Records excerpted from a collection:
[Start of Attachment]

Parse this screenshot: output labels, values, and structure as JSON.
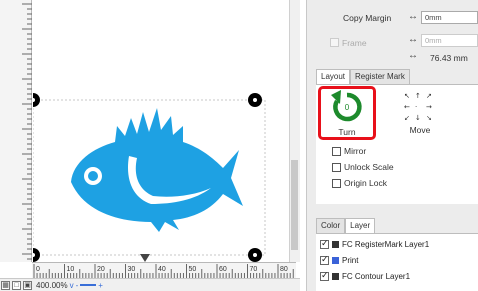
{
  "design": {
    "fill_color": "#1ea1e3",
    "handle_color": "#000000",
    "frame_color": "#c7c7c7"
  },
  "rulers": {
    "horizontal_ticks": [
      "0",
      "10",
      "20",
      "30",
      "40",
      "50",
      "60",
      "70",
      "80"
    ]
  },
  "status_bar": {
    "zoom": "400.00%",
    "zoom_dropdown_glyph": "v",
    "zoom_out": "-",
    "zoom_in": "+"
  },
  "properties": {
    "copy_margin_label": "Copy Margin",
    "copy_margin_value": "0mm",
    "frame_label": "Frame",
    "frame_value": "0mm",
    "frame_readout": "76.43 mm"
  },
  "layout_tabs": {
    "items": [
      {
        "label": "Layout"
      },
      {
        "label": "Register Mark"
      }
    ]
  },
  "layout": {
    "turn_label": "Turn",
    "turn_counter": "0",
    "move_label": "Move",
    "mirror_label": "Mirror",
    "unlock_scale_label": "Unlock Scale",
    "origin_lock_label": "Origin Lock",
    "accent_color": "#1d8a2c",
    "highlight_color": "#e8101a"
  },
  "layer_tabs": {
    "items": [
      {
        "label": "Color"
      },
      {
        "label": "Layer"
      }
    ]
  },
  "layers": [
    {
      "name": "FC RegisterMark Layer1",
      "color": "#333333"
    },
    {
      "name": "Print",
      "color": "#3a62d8"
    },
    {
      "name": "FC Contour Layer1",
      "color": "#333333"
    }
  ]
}
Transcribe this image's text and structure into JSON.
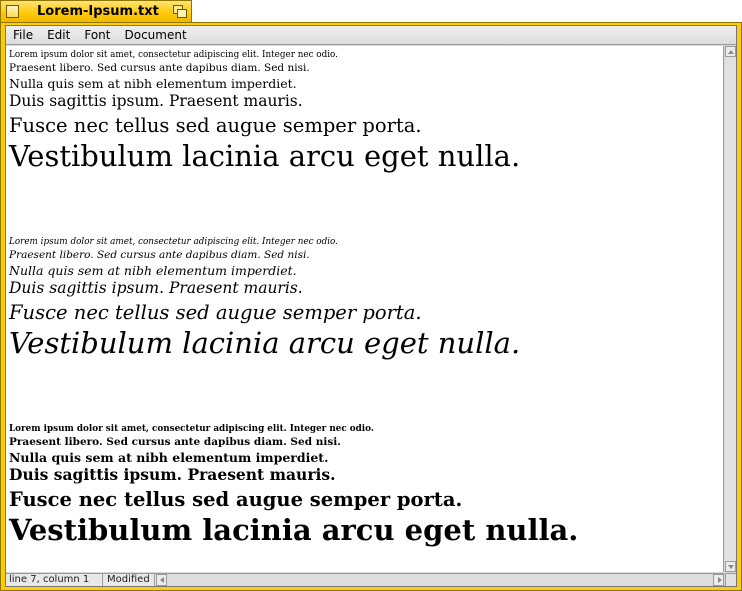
{
  "window": {
    "title": "Lorem-Ipsum.txt"
  },
  "menubar": {
    "items": [
      "File",
      "Edit",
      "Font",
      "Document"
    ]
  },
  "document": {
    "paragraph_groups": [
      {
        "style": "regular",
        "lines": [
          "Lorem ipsum dolor sit amet, consectetur adipiscing elit. Integer nec odio.",
          "Praesent libero. Sed cursus ante dapibus diam. Sed nisi.",
          "Nulla quis sem at nibh elementum imperdiet.",
          "Duis sagittis ipsum. Praesent mauris.",
          "Fusce nec tellus sed augue semper porta.",
          "Vestibulum lacinia arcu eget nulla."
        ]
      },
      {
        "style": "italic",
        "lines": [
          "Lorem ipsum dolor sit amet, consectetur adipiscing elit. Integer nec odio.",
          "Praesent libero. Sed cursus ante dapibus diam. Sed nisi.",
          "Nulla quis sem at nibh elementum imperdiet.",
          "Duis sagittis ipsum. Praesent mauris.",
          "Fusce nec tellus sed augue semper porta.",
          "Vestibulum lacinia arcu eget nulla."
        ]
      },
      {
        "style": "bold",
        "lines": [
          "Lorem ipsum dolor sit amet, consectetur adipiscing elit. Integer nec odio.",
          "Praesent libero. Sed cursus ante dapibus diam. Sed nisi.",
          "Nulla quis sem at nibh elementum imperdiet.",
          "Duis sagittis ipsum. Praesent mauris.",
          "Fusce nec tellus sed augue semper porta.",
          "Vestibulum lacinia arcu eget nulla."
        ]
      }
    ]
  },
  "statusbar": {
    "position": "line 7, column 1",
    "state": "Modified"
  },
  "colors": {
    "title_tab": "#ffcb08",
    "chrome": "#d8d8d8",
    "text": "#000000"
  }
}
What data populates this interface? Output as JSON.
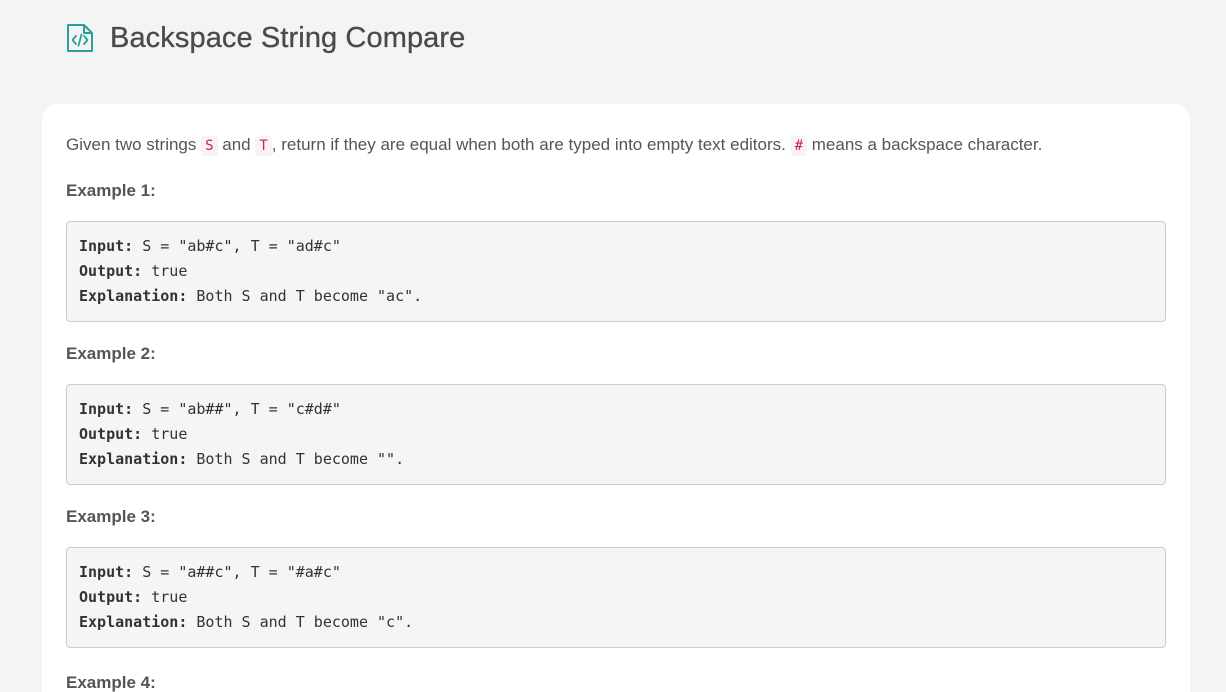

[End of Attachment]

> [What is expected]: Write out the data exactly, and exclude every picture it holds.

> [Response below]:
Parse this screenshot: output labels, values, and structure as JSON.
{
  "design": {
    "fill_color": "#1ea1e3",
    "handle_color": "#000000",
    "frame_color": "#c7c7c7"
  },
  "rulers": {
    "horizontal_ticks": [
      "0",
      "10",
      "20",
      "30",
      "40",
      "50",
      "60",
      "70",
      "80"
    ]
  },
  "status_bar": {
    "zoom": "400.00%",
    "zoom_dropdown_glyph": "v",
    "zoom_out": "-",
    "zoom_in": "+"
  },
  "properties": {
    "copy_margin_label": "Copy Margin",
    "copy_margin_value": "0mm",
    "frame_label": "Frame",
    "frame_value": "0mm",
    "frame_readout": "76.43 mm"
  },
  "layout_tabs": {
    "items": [
      {
        "label": "Layout"
      },
      {
        "label": "Register Mark"
      }
    ]
  },
  "layout": {
    "turn_label": "Turn",
    "turn_counter": "0",
    "move_label": "Move",
    "mirror_label": "Mirror",
    "unlock_scale_label": "Unlock Scale",
    "origin_lock_label": "Origin Lock",
    "accent_color": "#1d8a2c",
    "highlight_color": "#e8101a"
  },
  "layer_tabs": {
    "items": [
      {
        "label": "Color"
      },
      {
        "label": "Layer"
      }
    ]
  },
  "layers": [
    {
      "name": "FC RegisterMark Layer1",
      "color": "#333333"
    },
    {
      "name": "Print",
      "color": "#3a62d8"
    },
    {
      "name": "FC Contour Layer1",
      "color": "#333333"
    }
  ]
}
Transcribe this image's text and structure into JSON.
{
  "window": {
    "title": "Lorem-Ipsum.txt"
  },
  "menubar": {
    "items": [
      "File",
      "Edit",
      "Font",
      "Document"
    ]
  },
  "document": {
    "paragraph_groups": [
      {
        "style": "regular",
        "lines": [
          "Lorem ipsum dolor sit amet, consectetur adipiscing elit. Integer nec odio.",
          "Praesent libero. Sed cursus ante dapibus diam. Sed nisi.",
          "Nulla quis sem at nibh elementum imperdiet.",
          "Duis sagittis ipsum. Praesent mauris.",
          "Fusce nec tellus sed augue semper porta.",
          "Vestibulum lacinia arcu eget nulla."
        ]
      },
      {
        "style": "italic",
        "lines": [
          "Lorem ipsum dolor sit amet, consectetur adipiscing elit. Integer nec odio.",
          "Praesent libero. Sed cursus ante dapibus diam. Sed nisi.",
          "Nulla quis sem at nibh elementum imperdiet.",
          "Duis sagittis ipsum. Praesent mauris.",
          "Fusce nec tellus sed augue semper porta.",
          "Vestibulum lacinia arcu eget nulla."
        ]
      },
      {
        "style": "bold",
        "lines": [
          "Lorem ipsum dolor sit amet, consectetur adipiscing elit. Integer nec odio.",
          "Praesent libero. Sed cursus ante dapibus diam. Sed nisi.",
          "Nulla quis sem at nibh elementum imperdiet.",
          "Duis sagittis ipsum. Praesent mauris.",
          "Fusce nec tellus sed augue semper porta.",
          "Vestibulum lacinia arcu eget nulla."
        ]
      }
    ]
  },
  "statusbar": {
    "position": "line 7, column 1",
    "state": "Modified"
  },
  "colors": {
    "title_tab": "#ffcb08",
    "chrome": "#d8d8d8",
    "text": "#000000"
  }
}
What data populates this interface? Output as JSON.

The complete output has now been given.